--- SUPPLIED MATERIAL ---

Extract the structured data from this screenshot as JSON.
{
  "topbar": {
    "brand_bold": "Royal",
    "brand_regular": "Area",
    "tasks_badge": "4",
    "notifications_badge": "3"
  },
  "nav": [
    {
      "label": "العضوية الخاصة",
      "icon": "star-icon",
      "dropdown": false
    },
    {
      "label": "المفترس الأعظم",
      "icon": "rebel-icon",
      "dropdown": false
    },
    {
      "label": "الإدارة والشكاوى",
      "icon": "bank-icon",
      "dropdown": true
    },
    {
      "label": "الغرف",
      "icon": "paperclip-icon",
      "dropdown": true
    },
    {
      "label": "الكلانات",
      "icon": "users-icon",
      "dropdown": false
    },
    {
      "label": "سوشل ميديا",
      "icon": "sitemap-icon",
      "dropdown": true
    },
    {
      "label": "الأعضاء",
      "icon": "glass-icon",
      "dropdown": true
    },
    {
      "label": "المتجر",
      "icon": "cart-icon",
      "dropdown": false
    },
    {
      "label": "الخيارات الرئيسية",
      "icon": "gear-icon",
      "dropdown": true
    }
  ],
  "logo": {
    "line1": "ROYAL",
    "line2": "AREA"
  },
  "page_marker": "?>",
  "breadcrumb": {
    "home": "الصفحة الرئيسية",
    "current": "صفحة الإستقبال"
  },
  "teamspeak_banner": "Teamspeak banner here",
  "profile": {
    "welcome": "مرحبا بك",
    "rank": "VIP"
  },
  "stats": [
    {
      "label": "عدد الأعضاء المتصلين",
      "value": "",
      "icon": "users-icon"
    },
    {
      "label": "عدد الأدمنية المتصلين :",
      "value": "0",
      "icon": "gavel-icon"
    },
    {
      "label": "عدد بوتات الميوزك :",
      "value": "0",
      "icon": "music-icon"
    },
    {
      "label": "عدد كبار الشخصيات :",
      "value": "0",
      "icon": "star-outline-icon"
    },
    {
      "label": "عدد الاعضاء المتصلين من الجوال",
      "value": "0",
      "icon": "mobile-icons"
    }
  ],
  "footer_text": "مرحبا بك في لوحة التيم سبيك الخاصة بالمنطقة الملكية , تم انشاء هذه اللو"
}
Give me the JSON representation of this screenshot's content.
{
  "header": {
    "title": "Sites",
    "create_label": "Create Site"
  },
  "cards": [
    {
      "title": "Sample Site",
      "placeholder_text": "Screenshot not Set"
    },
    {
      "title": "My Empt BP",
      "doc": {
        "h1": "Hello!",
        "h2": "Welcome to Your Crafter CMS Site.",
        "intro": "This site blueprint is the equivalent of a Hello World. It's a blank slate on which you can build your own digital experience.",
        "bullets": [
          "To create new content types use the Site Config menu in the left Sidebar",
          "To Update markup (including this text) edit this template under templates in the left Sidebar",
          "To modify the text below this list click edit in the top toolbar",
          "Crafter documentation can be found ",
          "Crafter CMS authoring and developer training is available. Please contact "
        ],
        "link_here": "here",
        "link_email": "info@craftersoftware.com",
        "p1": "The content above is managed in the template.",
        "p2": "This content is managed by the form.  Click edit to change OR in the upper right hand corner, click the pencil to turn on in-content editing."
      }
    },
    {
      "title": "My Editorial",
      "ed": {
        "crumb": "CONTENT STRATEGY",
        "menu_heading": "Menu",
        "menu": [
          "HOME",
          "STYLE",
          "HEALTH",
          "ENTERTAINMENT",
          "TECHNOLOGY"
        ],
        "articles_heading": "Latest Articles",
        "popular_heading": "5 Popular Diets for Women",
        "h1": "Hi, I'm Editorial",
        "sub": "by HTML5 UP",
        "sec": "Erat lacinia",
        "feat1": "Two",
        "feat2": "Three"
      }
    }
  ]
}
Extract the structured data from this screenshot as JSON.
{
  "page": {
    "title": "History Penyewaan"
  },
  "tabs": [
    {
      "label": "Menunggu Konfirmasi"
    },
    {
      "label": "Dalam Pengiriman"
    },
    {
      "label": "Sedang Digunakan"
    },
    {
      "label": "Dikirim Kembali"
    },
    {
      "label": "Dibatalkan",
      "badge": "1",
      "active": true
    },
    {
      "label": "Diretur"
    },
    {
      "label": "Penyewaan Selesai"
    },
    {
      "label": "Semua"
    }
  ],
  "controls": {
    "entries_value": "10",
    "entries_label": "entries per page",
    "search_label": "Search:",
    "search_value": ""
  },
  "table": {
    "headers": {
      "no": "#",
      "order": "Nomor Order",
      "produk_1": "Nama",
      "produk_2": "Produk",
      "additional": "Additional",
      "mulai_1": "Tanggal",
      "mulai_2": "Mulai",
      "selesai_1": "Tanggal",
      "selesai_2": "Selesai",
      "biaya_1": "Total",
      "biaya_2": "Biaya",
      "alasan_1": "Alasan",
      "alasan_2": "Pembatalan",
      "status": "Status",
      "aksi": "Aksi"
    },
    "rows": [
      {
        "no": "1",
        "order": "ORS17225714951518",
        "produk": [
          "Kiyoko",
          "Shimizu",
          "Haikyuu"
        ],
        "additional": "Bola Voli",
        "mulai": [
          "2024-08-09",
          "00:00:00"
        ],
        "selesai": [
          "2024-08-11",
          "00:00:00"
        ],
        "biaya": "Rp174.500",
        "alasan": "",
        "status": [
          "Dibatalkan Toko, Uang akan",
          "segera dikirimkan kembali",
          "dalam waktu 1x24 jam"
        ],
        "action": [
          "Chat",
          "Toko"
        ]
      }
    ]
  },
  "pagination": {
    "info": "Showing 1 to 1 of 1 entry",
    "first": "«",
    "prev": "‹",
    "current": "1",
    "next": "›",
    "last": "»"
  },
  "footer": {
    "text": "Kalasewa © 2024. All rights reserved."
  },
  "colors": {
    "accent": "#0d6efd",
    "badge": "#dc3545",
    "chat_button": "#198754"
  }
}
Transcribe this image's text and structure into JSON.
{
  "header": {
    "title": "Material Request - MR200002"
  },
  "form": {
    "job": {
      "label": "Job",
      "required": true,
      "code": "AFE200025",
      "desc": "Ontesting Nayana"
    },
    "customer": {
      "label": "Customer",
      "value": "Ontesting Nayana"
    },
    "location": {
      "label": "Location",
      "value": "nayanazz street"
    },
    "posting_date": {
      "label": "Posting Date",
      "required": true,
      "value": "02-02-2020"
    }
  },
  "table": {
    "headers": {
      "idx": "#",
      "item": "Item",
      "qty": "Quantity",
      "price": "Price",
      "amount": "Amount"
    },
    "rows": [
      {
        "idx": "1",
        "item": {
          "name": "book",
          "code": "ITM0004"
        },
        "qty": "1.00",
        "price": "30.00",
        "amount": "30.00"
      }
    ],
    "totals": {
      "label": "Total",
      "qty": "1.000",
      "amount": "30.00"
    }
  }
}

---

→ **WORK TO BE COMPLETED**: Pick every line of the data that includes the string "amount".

→ **EXPECTED ANSWER**:
      "amount": "Amount"
        "amount": "30.00"
      "amount": "30.00"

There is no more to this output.